**WHAT IS REQUIRED**: Look through the records that follow. Copy every line containing the word "with".

════

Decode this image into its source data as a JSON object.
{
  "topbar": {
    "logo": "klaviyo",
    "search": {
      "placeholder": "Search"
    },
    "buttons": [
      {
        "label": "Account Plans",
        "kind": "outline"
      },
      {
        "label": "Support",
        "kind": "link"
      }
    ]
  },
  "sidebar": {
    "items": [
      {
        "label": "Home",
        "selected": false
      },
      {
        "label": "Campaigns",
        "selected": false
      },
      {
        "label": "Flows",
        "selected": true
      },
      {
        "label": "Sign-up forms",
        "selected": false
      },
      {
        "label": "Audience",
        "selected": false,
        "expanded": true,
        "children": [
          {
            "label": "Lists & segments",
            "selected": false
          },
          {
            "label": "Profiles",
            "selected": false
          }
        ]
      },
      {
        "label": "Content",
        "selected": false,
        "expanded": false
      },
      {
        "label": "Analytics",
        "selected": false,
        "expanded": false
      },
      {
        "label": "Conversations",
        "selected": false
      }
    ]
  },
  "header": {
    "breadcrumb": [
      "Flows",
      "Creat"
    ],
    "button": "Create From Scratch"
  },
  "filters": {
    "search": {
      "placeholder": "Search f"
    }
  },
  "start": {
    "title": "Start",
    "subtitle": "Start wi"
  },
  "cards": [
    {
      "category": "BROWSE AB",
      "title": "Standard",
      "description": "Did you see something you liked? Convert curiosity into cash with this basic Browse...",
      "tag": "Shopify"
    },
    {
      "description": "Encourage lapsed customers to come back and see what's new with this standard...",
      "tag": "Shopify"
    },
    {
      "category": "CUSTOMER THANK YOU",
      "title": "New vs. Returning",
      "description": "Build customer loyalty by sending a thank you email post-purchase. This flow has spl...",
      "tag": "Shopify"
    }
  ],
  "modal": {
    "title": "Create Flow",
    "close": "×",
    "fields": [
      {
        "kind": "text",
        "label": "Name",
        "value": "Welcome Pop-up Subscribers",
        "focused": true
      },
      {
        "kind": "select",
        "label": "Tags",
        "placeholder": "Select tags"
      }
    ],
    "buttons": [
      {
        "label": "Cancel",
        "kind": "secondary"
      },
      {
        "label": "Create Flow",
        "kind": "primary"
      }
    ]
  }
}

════

**EXERCISE RESULT**:
      "description": "Did you see something you liked? Convert curiosity into cash with this basic Browse...",
      "description": "Encourage lapsed customers to come back and see what's new with this standard...",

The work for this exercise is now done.